[Exercise directions] Extract all of the entries and give them again, word for word.

[Working data]
• • • • •
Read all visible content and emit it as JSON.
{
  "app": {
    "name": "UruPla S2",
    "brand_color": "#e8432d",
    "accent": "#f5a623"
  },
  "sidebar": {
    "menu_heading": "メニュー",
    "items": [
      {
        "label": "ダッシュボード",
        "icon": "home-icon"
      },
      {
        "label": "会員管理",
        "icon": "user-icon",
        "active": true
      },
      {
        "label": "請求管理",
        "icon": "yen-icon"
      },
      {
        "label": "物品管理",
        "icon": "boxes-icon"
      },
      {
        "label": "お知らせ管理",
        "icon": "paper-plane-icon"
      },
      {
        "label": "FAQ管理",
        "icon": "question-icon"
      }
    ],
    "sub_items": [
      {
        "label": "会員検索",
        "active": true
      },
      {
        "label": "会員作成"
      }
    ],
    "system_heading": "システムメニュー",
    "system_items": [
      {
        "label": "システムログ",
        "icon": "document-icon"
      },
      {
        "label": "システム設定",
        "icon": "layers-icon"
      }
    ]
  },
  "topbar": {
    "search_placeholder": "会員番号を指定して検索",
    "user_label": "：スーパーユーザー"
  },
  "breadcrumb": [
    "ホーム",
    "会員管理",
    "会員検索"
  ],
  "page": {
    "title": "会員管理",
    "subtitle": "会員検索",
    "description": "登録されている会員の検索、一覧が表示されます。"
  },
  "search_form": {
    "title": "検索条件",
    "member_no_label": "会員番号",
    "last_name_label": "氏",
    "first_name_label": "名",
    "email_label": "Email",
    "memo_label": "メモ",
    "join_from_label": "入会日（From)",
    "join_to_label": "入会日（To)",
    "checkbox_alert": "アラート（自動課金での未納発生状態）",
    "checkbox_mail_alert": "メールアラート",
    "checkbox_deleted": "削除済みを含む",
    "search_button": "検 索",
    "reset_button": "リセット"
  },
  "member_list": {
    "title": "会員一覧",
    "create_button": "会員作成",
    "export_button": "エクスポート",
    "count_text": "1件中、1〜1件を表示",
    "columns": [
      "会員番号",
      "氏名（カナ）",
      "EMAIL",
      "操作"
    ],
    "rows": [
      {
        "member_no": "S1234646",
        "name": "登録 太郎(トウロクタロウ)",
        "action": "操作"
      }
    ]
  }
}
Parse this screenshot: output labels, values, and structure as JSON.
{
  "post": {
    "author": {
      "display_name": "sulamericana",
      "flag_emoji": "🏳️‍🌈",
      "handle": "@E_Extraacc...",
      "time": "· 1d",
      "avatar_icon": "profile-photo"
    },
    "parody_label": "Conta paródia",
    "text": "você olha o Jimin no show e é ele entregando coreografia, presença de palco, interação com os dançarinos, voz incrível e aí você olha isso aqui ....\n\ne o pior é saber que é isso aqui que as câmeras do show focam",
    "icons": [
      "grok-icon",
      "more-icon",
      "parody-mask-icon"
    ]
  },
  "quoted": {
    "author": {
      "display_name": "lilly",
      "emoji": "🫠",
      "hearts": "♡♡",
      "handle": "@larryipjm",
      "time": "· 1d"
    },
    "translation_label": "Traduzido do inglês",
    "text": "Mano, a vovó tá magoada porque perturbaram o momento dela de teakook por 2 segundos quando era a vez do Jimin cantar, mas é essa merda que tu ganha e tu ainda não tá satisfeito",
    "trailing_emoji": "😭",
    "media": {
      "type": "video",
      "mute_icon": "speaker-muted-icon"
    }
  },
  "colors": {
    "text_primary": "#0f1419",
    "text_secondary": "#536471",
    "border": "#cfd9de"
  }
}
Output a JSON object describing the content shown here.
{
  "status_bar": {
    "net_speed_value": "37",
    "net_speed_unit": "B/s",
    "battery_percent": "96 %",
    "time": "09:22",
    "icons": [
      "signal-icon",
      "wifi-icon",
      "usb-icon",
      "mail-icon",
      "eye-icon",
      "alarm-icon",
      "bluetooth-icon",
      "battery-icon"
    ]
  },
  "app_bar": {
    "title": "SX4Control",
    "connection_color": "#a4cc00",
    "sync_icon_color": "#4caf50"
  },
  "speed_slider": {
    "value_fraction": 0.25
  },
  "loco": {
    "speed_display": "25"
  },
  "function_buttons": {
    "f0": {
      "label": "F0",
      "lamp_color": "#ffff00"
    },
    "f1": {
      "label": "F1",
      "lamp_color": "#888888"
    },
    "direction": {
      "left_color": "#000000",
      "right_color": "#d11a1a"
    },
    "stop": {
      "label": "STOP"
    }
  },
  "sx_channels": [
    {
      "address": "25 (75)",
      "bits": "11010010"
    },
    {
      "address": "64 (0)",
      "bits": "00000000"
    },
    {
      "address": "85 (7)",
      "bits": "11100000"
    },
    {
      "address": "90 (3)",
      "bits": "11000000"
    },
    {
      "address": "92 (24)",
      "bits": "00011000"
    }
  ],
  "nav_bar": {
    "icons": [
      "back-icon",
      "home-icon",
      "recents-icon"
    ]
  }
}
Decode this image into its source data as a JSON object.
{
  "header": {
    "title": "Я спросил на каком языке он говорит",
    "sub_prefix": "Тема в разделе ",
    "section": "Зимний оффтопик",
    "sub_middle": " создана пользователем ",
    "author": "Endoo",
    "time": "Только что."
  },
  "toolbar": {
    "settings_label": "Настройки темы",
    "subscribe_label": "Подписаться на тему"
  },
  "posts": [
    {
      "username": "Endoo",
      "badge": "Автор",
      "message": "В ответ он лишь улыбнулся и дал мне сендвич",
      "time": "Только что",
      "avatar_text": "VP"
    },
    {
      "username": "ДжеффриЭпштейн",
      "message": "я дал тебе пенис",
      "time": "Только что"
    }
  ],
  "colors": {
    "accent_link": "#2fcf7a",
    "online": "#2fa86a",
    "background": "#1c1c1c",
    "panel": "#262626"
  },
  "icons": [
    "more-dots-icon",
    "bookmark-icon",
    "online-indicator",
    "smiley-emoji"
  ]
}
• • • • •
[Result]
Read all visible content and emit it as JSON.
{
  "app": {
    "name": "UruPla S2",
    "brand_color": "#e8432d",
    "accent": "#f5a623"
  },
  "sidebar": {
    "menu_heading": "メニュー",
    "items": [
      {
        "label": "ダッシュボード",
        "icon": "home-icon"
      },
      {
        "label": "会員管理",
        "icon": "user-icon",
        "active": true
      },
      {
        "label": "請求管理",
        "icon": "yen-icon"
      },
      {
        "label": "物品管理",
        "icon": "boxes-icon"
      },
      {
        "label": "お知らせ管理",
        "icon": "paper-plane-icon"
      },
      {
        "label": "FAQ管理",
        "icon": "question-icon"
      }
    ],
    "sub_items": [
      {
        "label": "会員検索",
        "active": true
      },
      {
        "label": "会員作成"
      }
    ],
    "system_heading": "システムメニュー",
    "system_items": [
      {
        "label": "システムログ",
        "icon": "document-icon"
      },
      {
        "label": "システム設定",
        "icon": "layers-icon"
      }
    ]
  },
  "topbar": {
    "search_placeholder": "会員番号を指定して検索",
    "user_label": "：スーパーユーザー"
  },
  "breadcrumb": [
    "ホーム",
    "会員管理",
    "会員検索"
  ],
  "page": {
    "title": "会員管理",
    "subtitle": "会員検索",
    "description": "登録されている会員の検索、一覧が表示されます。"
  },
  "search_form": {
    "title": "検索条件",
    "member_no_label": "会員番号",
    "last_name_label": "氏",
    "first_name_label": "名",
    "email_label": "Email",
    "memo_label": "メモ",
    "join_from_label": "入会日（From)",
    "join_to_label": "入会日（To)",
    "checkbox_alert": "アラート（自動課金での未納発生状態）",
    "checkbox_mail_alert": "メールアラート",
    "checkbox_deleted": "削除済みを含む",
    "search_button": "検 索",
    "reset_button": "リセット"
  },
  "member_list": {
    "title": "会員一覧",
    "create_button": "会員作成",
    "export_button": "エクスポート",
    "count_text": "1件中、1〜1件を表示",
    "columns": [
      "会員番号",
      "氏名（カナ）",
      "EMAIL",
      "操作"
    ],
    "rows": [
      {
        "member_no": "S1234646",
        "name": "登録 太郎(トウロクタロウ)",
        "action": "操作"
      }
    ]
  }
}
Parse this screenshot: output labels, values, and structure as JSON.
{
  "post": {
    "author": {
      "display_name": "sulamericana",
      "flag_emoji": "🏳️‍🌈",
      "handle": "@E_Extraacc...",
      "time": "· 1d",
      "avatar_icon": "profile-photo"
    },
    "parody_label": "Conta paródia",
    "text": "você olha o Jimin no show e é ele entregando coreografia, presença de palco, interação com os dançarinos, voz incrível e aí você olha isso aqui ....\n\ne o pior é saber que é isso aqui que as câmeras do show focam",
    "icons": [
      "grok-icon",
      "more-icon",
      "parody-mask-icon"
    ]
  },
  "quoted": {
    "author": {
      "display_name": "lilly",
      "emoji": "🫠",
      "hearts": "♡♡",
      "handle": "@larryipjm",
      "time": "· 1d"
    },
    "translation_label": "Traduzido do inglês",
    "text": "Mano, a vovó tá magoada porque perturbaram o momento dela de teakook por 2 segundos quando era a vez do Jimin cantar, mas é essa merda que tu ganha e tu ainda não tá satisfeito",
    "trailing_emoji": "😭",
    "media": {
      "type": "video",
      "mute_icon": "speaker-muted-icon"
    }
  },
  "colors": {
    "text_primary": "#0f1419",
    "text_secondary": "#536471",
    "border": "#cfd9de"
  }
}
Output a JSON object describing the content shown here.
{
  "status_bar": {
    "net_speed_value": "37",
    "net_speed_unit": "B/s",
    "battery_percent": "96 %",
    "time": "09:22",
    "icons": [
      "signal-icon",
      "wifi-icon",
      "usb-icon",
      "mail-icon",
      "eye-icon",
      "alarm-icon",
      "bluetooth-icon",
      "battery-icon"
    ]
  },
  "app_bar": {
    "title": "SX4Control",
    "connection_color": "#a4cc00",
    "sync_icon_color": "#4caf50"
  },
  "speed_slider": {
    "value_fraction": 0.25
  },
  "loco": {
    "speed_display": "25"
  },
  "function_buttons": {
    "f0": {
      "label": "F0",
      "lamp_color": "#ffff00"
    },
    "f1": {
      "label": "F1",
      "lamp_color": "#888888"
    },
    "direction": {
      "left_color": "#000000",
      "right_color": "#d11a1a"
    },
    "stop": {
      "label": "STOP"
    }
  },
  "sx_channels": [
    {
      "address": "25 (75)",
      "bits": "11010010"
    },
    {
      "address": "64 (0)",
      "bits": "00000000"
    },
    {
      "address": "85 (7)",
      "bits": "11100000"
    },
    {
      "address": "90 (3)",
      "bits": "11000000"
    },
    {
      "address": "92 (24)",
      "bits": "00011000"
    }
  ],
  "nav_bar": {
    "icons": [
      "back-icon",
      "home-icon",
      "recents-icon"
    ]
  }
}
Decode this image into its source data as a JSON object.
{
  "header": {
    "title": "Я спросил на каком языке он говорит",
    "sub_prefix": "Тема в разделе ",
    "section": "Зимний оффтопик",
    "sub_middle": " создана пользователем ",
    "author": "Endoo",
    "time": "Только что."
  },
  "toolbar": {
    "settings_label": "Настройки темы",
    "subscribe_label": "Подписаться на тему"
  },
  "posts": [
    {
      "username": "Endoo",
      "badge": "Автор",
      "message": "В ответ он лишь улыбнулся и дал мне сендвич",
      "time": "Только что",
      "avatar_text": "VP"
    },
    {
      "username": "ДжеффриЭпштейн",
      "message": "я дал тебе пенис",
      "time": "Только что"
    }
  ],
  "colors": {
    "accent_link": "#2fcf7a",
    "online": "#2fa86a",
    "background": "#1c1c1c",
    "panel": "#262626"
  },
  "icons": [
    "more-dots-icon",
    "bookmark-icon",
    "online-indicator",
    "smiley-emoji"
  ]
}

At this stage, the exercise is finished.